Highland Electric Raises $235M, Lands Biggest Electric School Bus Contract in the US
Electric school buses don’t just eliminate the carbon and pollution emissions of their diesel-fueled counterparts; they also cost less to fuel and maintain over the long haul .
Unfortunately for cash-strapped school districts, the upfront cost to purchase an electric school bus is still more than twice as much as the cost of a diesel bus today. And that’s not counting the cost of new charging infrastructure or the risk that those charging costs may drive a district’s electric bills through the roof.
Highland Electric Transportation says it can remove those barriers for school districts and transit authorities by taking on the financing and management of an EV school bus fleet in exchange for a fixed annual leasing fee. In the past week, the Hamilton, Mass.-based startup has won two votes of confidence in its business model.
The first came last week, with the close of a $253 million venture capital investment led by Vision Ridge Partners with participation by previous investors and Fontinalis Partners, the venture fund co-founded by Ford Motor Co. executive chairman Bill Ford.
The second came this week when Maryland’s Montgomery County Public Schools awarded Highland a contract to supply it with what will be the country’s largest electric school bus fleet. The deal will start with 326 buses to be delivered over the next four years, along with charging systems at five bus depots.

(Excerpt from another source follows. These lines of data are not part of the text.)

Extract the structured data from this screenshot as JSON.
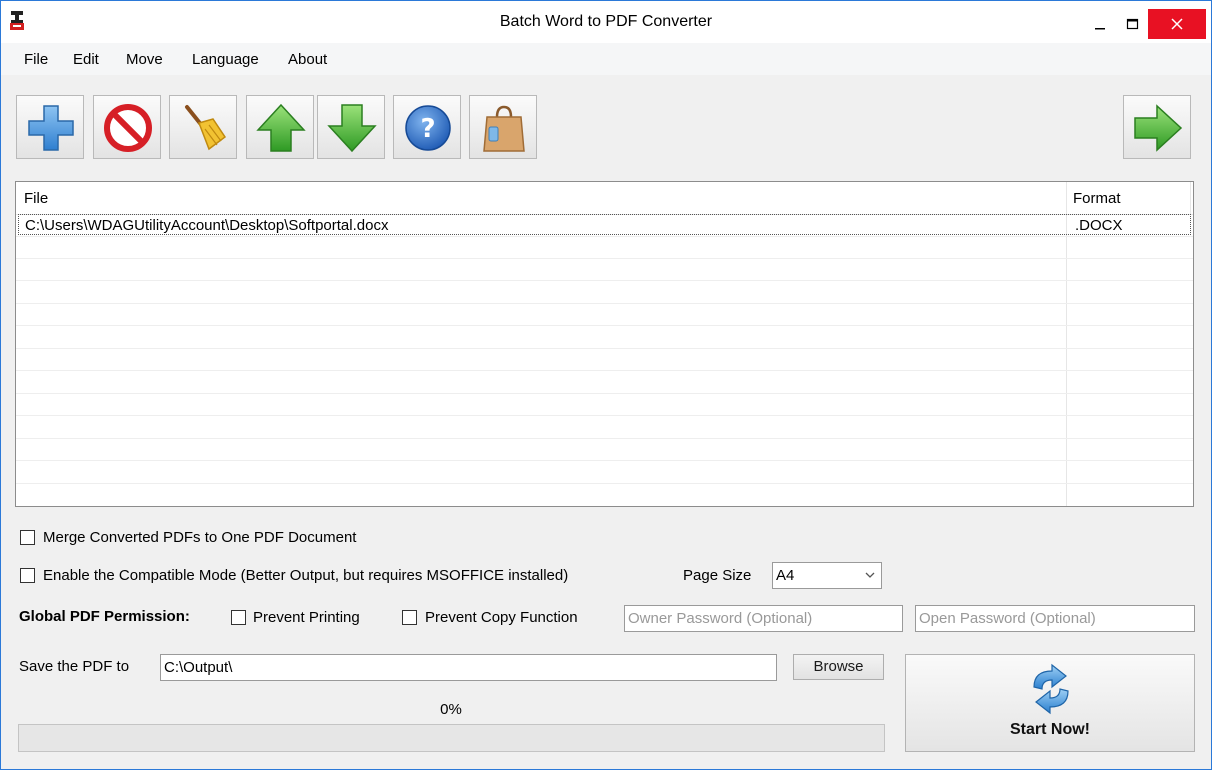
{
  "window": {
    "title": "Batch Word to PDF Converter",
    "close_color": "#e81123",
    "border_color": "#2b79d8"
  },
  "menu": {
    "items": [
      "File",
      "Edit",
      "Move",
      "Language",
      "About"
    ]
  },
  "toolbar": {
    "buttons": [
      "add-icon",
      "remove-icon",
      "clear-broom-icon",
      "move-up-icon",
      "move-down-icon",
      "help-icon",
      "buy-bag-icon"
    ],
    "convert_icon": "arrow-right-icon"
  },
  "file_list": {
    "columns": [
      "File",
      "Format"
    ],
    "rows": [
      {
        "file": "C:\\Users\\WDAGUtilityAccount\\Desktop\\Softportal.docx",
        "format": ".DOCX"
      }
    ]
  },
  "options": {
    "merge_label": "Merge Converted PDFs to One PDF Document",
    "merge_checked": false,
    "compat_label": "Enable the Compatible Mode (Better Output, but requires MSOFFICE installed)",
    "compat_checked": false,
    "page_size_label": "Page Size",
    "page_size_value": "A4"
  },
  "permission": {
    "label": "Global PDF Permission:",
    "prevent_printing_label": "Prevent Printing",
    "prevent_printing_checked": false,
    "prevent_copy_label": "Prevent Copy Function",
    "prevent_copy_checked": false,
    "owner_password_placeholder": "Owner Password (Optional)",
    "open_password_placeholder": "Open Password (Optional)"
  },
  "output": {
    "save_label": "Save the PDF to",
    "path": "C:\\Output\\",
    "browse_label": "Browse"
  },
  "progress": {
    "text": "0%",
    "fraction": 0
  },
  "start": {
    "label": "Start Now!",
    "icon": "refresh-icon"
  }
}
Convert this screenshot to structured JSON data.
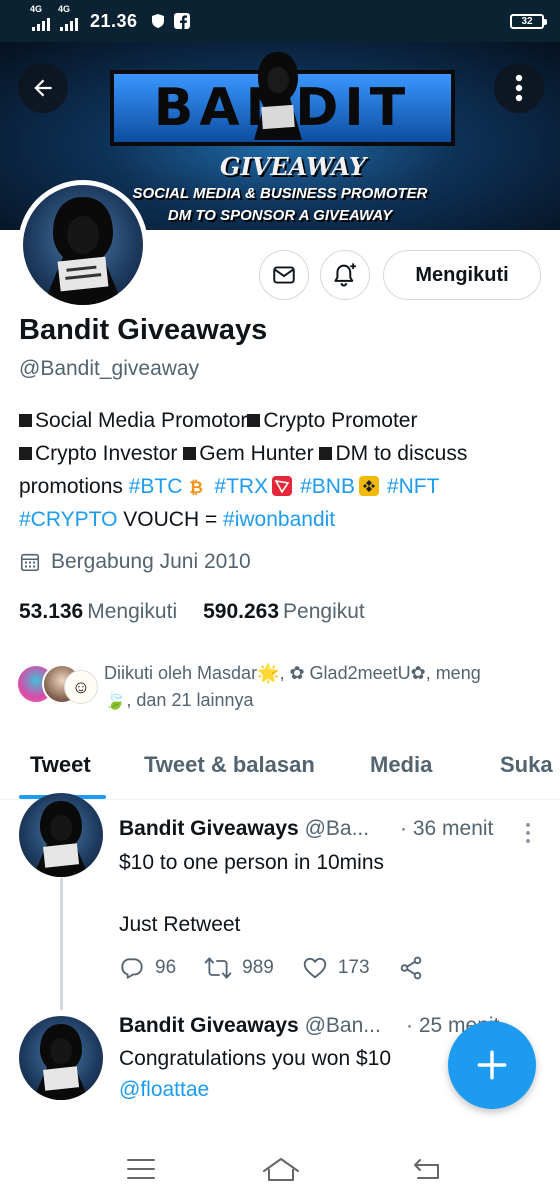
{
  "status_bar": {
    "net1": "4G",
    "net2": "4G",
    "time": "21.36",
    "battery": "32"
  },
  "banner": {
    "title": "BANDIT",
    "subtitle": "GIVEAWAY",
    "line1": "SOCIAL MEDIA & BUSINESS PROMOTER",
    "line2": "DM TO SPONSOR A GIVEAWAY"
  },
  "profile": {
    "follow_label": "Mengikuti",
    "name": "Bandit Giveaways",
    "handle": "@Bandit_giveaway",
    "bio": {
      "l1a": "Social Media Promotor",
      "l1b": "Crypto Promoter",
      "l2a": "Crypto Investor ",
      "l2b": "Gem Hunter ",
      "l2c": "DM to discuss",
      "l3_text": "promotions ",
      "tag_btc": "#BTC",
      "tag_trx": "#TRX",
      "tag_bnb": "#BNB",
      "tag_nft": "#NFT",
      "tag_crypto": "#CRYPTO",
      "vouch": " VOUCH = ",
      "tag_iwon": "#iwonbandit"
    },
    "joined": "Bergabung Juni 2010",
    "following_count": "53.136",
    "following_label": "Mengikuti",
    "followers_count": "590.263",
    "followers_label": "Pengikut",
    "followed_by_line1": "Diikuti oleh Masdar🌟, ✿ Glad2meetU✿, meng",
    "followed_by_line2": "🍃, dan 21 lainnya"
  },
  "tabs": [
    {
      "label": "Tweet"
    },
    {
      "label": "Tweet & balasan"
    },
    {
      "label": "Media"
    },
    {
      "label": "Suka"
    }
  ],
  "tweets": [
    {
      "name": "Bandit Giveaways",
      "handle": "@Ba...",
      "time": "· 36 menit",
      "line1": "$10 to one person in 10mins",
      "line2": "Just Retweet",
      "replies": "96",
      "retweets": "989",
      "likes": "173"
    },
    {
      "name": "Bandit Giveaways",
      "handle": "@Ban...",
      "time": "· 25 menit",
      "line1": "Congratulations you won $10",
      "mention": "@floattae"
    }
  ],
  "colors": {
    "accent": "#1d9bf0",
    "text": "#0f1419",
    "muted": "#536471",
    "status_bar": "#0b2233"
  },
  "icons": [
    "back-arrow-icon",
    "more-vertical-icon",
    "mail-icon",
    "bell-plus-icon",
    "calendar-icon",
    "reply-icon",
    "retweet-icon",
    "like-icon",
    "share-icon",
    "compose-plus-icon",
    "menu-icon",
    "home-icon",
    "back-nav-icon"
  ]
}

The cost of that service, $169 million, will be spread out over 16 years, and will fit into the existing budget structures for its existing diesel bus fleet, said Todd Watkins, the district’s transportation director. After seven years of budget-neutrality, the contract will end up saving the district money compared to what it could have expected to spend on its existing bus fleet, he said.
And the district won’t be stuck with the uncertainties of what it will cost to install charging stations, pay for the electricity they use or keep the buses running, because all of that is Highland’s responsibility.
While the district did have access to a small amount of upfront electrification funds from the Volkswagen “Dieselgate” settlement, Watkins said he is “not a huge fan of grant-supported pilot programs in any area, because if you can’t sustain it, it’s too risky.”
Highland’s contract — which is backed by terms that will protect the district from liability if the company goes out of business — “takes the risks that I think school districts across the country are not so willing to take,” he said. If all goes well, the program could expand to replace all 1,400 of the district’s school buses over the coming decade and a half.
“We knew eventually that electric buses would become cheaper than diesels, or at least affordable. But what this deal with Highland did was move that time to now.”
Shouldering the uncertainties of fleet electrification